• _TASK DETAILS_:
A complete answer lists every line of the material where the string "КОЛЛЕКЦИИ" occurs.

• _INPUT MATERIAL_:
• • • • •
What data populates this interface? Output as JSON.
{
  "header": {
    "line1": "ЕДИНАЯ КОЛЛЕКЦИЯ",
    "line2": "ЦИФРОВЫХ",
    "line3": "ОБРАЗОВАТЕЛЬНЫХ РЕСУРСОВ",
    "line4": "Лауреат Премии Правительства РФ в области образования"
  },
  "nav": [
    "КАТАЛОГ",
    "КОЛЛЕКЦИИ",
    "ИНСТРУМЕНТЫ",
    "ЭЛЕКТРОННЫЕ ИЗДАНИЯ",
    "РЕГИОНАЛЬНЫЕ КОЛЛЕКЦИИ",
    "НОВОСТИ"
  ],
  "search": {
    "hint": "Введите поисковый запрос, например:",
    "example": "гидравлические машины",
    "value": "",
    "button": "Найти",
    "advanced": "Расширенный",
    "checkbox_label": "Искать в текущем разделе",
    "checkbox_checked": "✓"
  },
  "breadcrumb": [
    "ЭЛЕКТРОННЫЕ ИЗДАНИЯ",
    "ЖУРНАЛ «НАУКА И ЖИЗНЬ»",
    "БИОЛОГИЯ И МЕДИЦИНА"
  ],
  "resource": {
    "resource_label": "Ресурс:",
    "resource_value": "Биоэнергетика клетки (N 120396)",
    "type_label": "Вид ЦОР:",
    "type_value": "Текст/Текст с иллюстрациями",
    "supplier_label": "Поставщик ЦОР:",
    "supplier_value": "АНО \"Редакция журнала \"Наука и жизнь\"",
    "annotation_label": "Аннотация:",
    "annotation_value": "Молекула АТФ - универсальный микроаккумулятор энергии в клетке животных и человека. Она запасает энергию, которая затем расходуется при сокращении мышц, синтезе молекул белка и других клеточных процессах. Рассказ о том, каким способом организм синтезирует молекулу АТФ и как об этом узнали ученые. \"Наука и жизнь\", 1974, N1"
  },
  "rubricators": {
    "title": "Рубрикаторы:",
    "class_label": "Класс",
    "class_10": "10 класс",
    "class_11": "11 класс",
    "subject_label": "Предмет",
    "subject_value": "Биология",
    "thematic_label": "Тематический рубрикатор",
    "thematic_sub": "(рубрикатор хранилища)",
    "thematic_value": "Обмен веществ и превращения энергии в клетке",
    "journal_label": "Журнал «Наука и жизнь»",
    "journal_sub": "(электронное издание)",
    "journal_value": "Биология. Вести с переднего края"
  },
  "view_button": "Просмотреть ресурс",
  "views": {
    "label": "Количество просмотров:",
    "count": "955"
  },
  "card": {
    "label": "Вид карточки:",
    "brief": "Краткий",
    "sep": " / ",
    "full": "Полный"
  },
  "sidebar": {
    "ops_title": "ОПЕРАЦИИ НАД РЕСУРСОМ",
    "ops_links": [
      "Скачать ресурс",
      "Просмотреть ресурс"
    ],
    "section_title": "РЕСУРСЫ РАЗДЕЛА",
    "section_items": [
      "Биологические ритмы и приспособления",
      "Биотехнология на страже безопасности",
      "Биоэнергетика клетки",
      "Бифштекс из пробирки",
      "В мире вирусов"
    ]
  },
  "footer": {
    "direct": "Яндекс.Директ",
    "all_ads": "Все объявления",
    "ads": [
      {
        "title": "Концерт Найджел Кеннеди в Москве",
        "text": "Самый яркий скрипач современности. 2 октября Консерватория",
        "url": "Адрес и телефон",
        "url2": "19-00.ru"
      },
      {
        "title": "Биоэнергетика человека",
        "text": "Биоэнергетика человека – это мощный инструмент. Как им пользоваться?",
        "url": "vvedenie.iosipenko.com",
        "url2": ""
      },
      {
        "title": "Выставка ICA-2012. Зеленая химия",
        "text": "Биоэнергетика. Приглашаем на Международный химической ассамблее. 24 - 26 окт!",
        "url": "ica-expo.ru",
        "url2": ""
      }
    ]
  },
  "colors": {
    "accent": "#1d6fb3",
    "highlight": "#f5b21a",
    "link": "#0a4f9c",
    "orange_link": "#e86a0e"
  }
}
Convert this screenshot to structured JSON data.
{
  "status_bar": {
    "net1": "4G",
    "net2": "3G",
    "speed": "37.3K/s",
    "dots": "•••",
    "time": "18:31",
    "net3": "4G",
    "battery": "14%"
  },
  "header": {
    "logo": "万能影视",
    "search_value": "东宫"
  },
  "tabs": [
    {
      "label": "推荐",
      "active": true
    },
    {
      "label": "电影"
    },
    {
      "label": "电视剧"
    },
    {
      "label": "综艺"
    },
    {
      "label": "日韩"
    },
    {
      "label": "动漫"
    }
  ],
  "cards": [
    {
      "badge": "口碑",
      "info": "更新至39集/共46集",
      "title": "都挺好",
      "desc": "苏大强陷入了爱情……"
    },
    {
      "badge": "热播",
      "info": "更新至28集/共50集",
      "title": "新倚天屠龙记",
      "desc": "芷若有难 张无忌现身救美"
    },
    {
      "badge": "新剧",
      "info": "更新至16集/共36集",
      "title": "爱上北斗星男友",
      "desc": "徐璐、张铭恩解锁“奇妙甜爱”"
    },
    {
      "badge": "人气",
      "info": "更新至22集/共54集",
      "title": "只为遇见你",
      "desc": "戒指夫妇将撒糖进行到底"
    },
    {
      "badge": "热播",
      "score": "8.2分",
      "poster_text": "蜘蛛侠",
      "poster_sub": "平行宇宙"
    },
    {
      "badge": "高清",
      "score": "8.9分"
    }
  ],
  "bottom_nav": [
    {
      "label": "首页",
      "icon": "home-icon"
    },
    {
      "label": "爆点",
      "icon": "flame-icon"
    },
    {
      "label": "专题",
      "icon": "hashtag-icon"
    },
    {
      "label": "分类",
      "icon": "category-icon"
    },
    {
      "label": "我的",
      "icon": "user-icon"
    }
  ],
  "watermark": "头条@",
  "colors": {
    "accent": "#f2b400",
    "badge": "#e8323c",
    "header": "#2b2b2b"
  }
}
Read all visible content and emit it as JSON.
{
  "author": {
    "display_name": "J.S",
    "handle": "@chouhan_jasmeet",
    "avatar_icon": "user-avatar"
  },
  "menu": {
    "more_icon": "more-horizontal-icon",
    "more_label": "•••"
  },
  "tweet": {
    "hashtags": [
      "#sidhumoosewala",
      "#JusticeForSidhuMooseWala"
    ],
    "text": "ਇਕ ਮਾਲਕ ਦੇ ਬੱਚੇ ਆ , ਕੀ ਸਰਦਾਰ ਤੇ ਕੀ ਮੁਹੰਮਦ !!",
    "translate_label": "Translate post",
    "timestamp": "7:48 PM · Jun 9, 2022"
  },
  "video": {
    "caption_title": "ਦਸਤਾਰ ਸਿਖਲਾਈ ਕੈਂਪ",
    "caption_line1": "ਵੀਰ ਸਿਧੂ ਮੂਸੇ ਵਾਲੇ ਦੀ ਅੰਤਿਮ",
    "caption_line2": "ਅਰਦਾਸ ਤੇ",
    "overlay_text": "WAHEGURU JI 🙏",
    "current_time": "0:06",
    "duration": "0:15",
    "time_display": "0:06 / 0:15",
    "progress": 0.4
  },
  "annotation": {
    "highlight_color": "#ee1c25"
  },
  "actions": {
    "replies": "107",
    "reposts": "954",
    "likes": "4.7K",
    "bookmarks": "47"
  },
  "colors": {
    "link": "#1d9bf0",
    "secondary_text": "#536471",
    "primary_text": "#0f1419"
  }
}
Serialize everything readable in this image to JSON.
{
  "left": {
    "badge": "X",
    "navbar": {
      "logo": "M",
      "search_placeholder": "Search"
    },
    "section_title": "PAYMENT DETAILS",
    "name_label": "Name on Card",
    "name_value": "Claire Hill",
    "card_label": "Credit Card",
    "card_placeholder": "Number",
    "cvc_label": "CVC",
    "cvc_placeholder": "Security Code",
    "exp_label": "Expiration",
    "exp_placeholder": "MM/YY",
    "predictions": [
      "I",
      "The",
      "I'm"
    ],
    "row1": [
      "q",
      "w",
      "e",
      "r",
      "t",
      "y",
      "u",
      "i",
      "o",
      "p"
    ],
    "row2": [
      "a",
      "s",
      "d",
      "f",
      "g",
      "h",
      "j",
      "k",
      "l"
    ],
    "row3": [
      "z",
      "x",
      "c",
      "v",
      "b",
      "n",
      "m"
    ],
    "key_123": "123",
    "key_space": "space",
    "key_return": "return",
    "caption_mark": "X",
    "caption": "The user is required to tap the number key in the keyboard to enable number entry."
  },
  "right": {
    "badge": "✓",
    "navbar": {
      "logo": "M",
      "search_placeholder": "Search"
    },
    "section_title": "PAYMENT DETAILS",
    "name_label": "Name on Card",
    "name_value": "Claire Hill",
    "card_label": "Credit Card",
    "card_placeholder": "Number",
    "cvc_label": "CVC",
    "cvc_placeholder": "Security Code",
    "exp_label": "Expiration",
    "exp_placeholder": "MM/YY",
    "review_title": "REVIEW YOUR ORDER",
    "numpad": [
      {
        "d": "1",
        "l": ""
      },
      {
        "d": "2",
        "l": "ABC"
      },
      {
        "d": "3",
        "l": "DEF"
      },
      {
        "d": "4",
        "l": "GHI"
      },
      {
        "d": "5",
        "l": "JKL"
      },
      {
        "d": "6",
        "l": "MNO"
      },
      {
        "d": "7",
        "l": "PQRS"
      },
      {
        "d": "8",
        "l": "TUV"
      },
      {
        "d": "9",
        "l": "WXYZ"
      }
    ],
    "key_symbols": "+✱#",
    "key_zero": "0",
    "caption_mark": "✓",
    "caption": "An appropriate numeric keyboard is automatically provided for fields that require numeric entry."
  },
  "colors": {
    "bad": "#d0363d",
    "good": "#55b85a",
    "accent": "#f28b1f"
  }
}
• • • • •
• _FINAL ANSWER_:
    "КОЛЛЕКЦИИ",
    "РЕГИОНАЛЬНЫЕ КОЛЛЕКЦИИ",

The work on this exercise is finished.